And I say that not only because I was sure the finals was going to be a clinic for the game, but also because the IPS had been an absolute clusterfuck, with very late announcements and just general poor communication. What was supposed to be the sequel to a somewhat shaky first run turned out to be even poorer than the last, and it seemed as if very few lessons were learned in the process.
About three weeks ago, the FGC was hit by some big news regarding Echo Fox, one of if not the largest and most prolific E-Sports organization to host fighting game players:
“Organizational realignment.” It sure sounds nice, doesn’t it? Clinical, professional, unbiased. But don’t let the fancy wording fool you: this is an old song with new lyrics. We’ve heard it in a more dire form from Circa, we’ve heard it in video form from the weirdly hoodie-clad VP of Splyce, from EVB Gaming, The Steam Co, MadCatz (although they might be back on the come-up?), Yomi Gaming, the list goes on and on. And these are all just in the past three years! The verbiage may change, but the subtext is always very clear: it wasn’t financially feasible to keep investing in the FGC, so we’re shutting down.
zCW: Lots of talk about domestic violence and sexual interference
See if this scenario sounds familiar: you’re surfing social media, and it’s late, probably past 11 PM. At this hour, the only thing you expected to see are big anime boobs, shitposting, and maybe the occasional retweet of some hilarious viral video. But instead, you thumb through a bunch of different posts that all vaguely seem to hint at something bad happening, usually with a familiar name included so as to maximise intrigue. It’s past twelve now, and you’re searching for keywords in order to help find out just what the hell is going on. Finally, you find the source, only to discover that a popular figure in the gaming community that you follow has been accused of some type of shocking behavior against a woman.
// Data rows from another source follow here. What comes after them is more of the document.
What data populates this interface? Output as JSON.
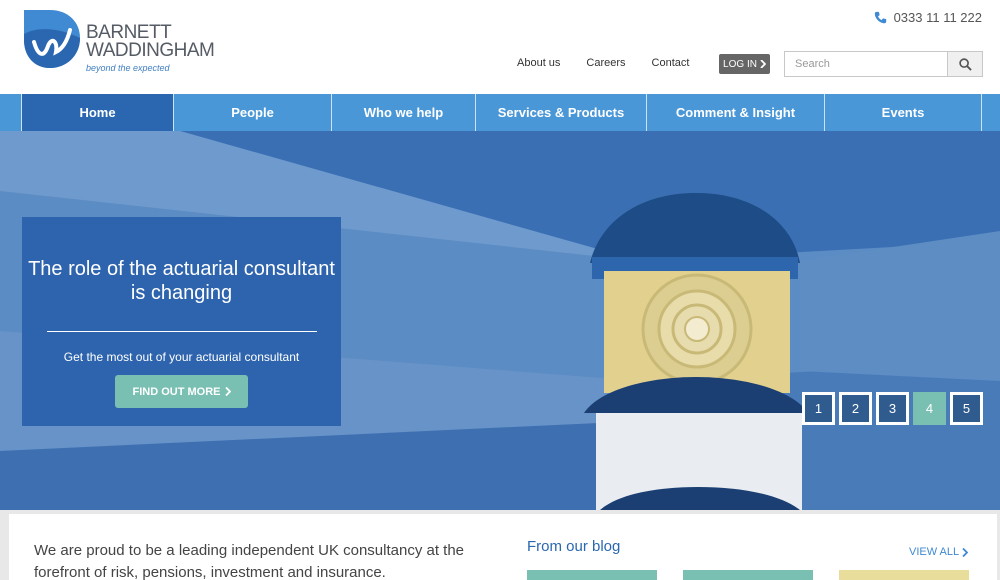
{
  "brand": {
    "name_line1": "BARNETT",
    "name_line2": "WADDINGHAM",
    "tagline": "beyond the expected",
    "primary_color": "#2a67b0",
    "nav_color": "#4a97d8",
    "accent_color": "#79c0b3"
  },
  "header": {
    "phone": "0333 11 11 222",
    "phone_icon": "phone-icon",
    "links": [
      "About us",
      "Careers",
      "Contact"
    ],
    "login_label": "LOG IN",
    "search_placeholder": "Search",
    "search_icon": "magnifier-icon"
  },
  "nav": {
    "items": [
      {
        "label": "Home",
        "active": true
      },
      {
        "label": "People",
        "active": false
      },
      {
        "label": "Who we help",
        "active": false
      },
      {
        "label": "Services & Products",
        "active": false
      },
      {
        "label": "Comment & Insight",
        "active": false
      },
      {
        "label": "Events",
        "active": false
      }
    ]
  },
  "hero": {
    "title": "The role of the actuarial consultant is changing",
    "subtitle": "Get the most out of your actuarial consultant",
    "cta_label": "FIND OUT MORE",
    "slides": [
      "1",
      "2",
      "3",
      "4",
      "5"
    ],
    "active_slide": "4"
  },
  "content": {
    "intro": "We are proud to be a leading independent UK consultancy at the forefront of risk, pensions, investment and insurance.",
    "blog_title": "From our blog",
    "view_all_label": "VIEW ALL"
  }
}
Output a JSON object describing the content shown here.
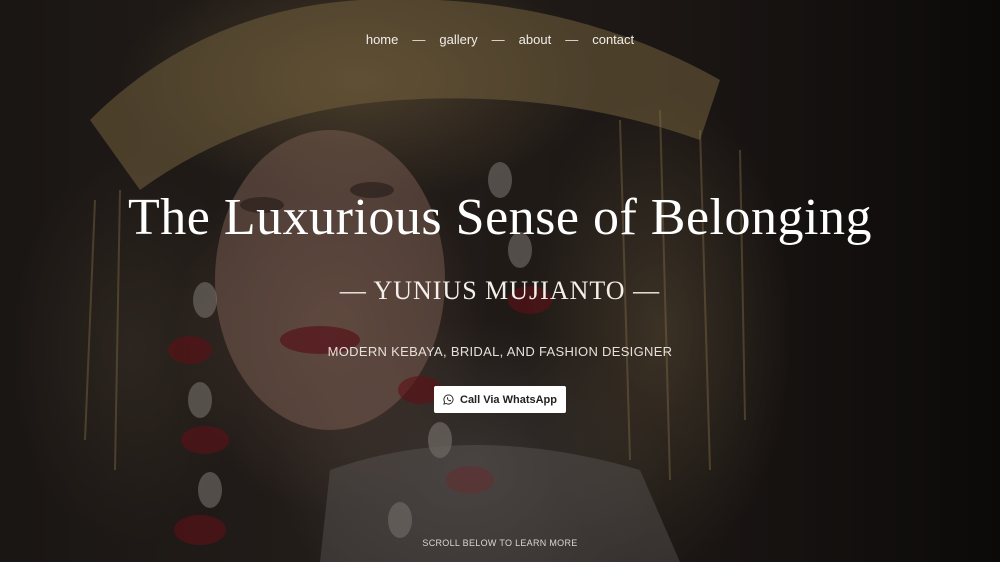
{
  "nav": {
    "items": [
      {
        "label": "home"
      },
      {
        "label": "gallery"
      },
      {
        "label": "about"
      },
      {
        "label": "contact"
      }
    ],
    "separator": "—"
  },
  "hero": {
    "title": "The Luxurious Sense of Belonging",
    "subtitle": "— YUNIUS MUJIANTO —",
    "tagline": "MODERN KEBAYA, BRIDAL, AND FASHION DESIGNER",
    "cta_label": "Call Via WhatsApp",
    "cta_icon": "whatsapp-icon",
    "scroll_hint": "SCROLL BELOW TO LEARN MORE"
  },
  "colors": {
    "text": "#ffffff",
    "button_bg": "#ffffff",
    "button_text": "#222222",
    "overlay": "rgba(0,0,0,0.38)"
  }
}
Whether it’s harassing a woman on Twitter, an incident of domestic violence, or maybe just good old fashioned casual misogyny, you sigh and shake your head, knowing full well you’re not getting much sleep as you do the deep dive into the discourse on this particular controversy.
Anyone reading this blog has no doubt heard the story of the mass shooting that took place in downtown Jacksonville, Florida just a few weeks ago. The gunman (he will not be named, he does not deserve to have his name publicized any more than it has) was a participant in a Madden NFL 19 tournament at a video game bar, and once he was eliminated from the tournament he went home, acquired two handguns that he owned, returned to the bar and opened fire, killing 2 young men and injuring ten others before turning the weapon on himself. Details revealed since the shooting tell a story of a young man with a history of psychiatric treatment and social awkwardness, whose access to any type of firearm should have raised a red flag. Some speculate the attack was targeted, but that’s just rumor and innuendo, and may never be actually confirmed.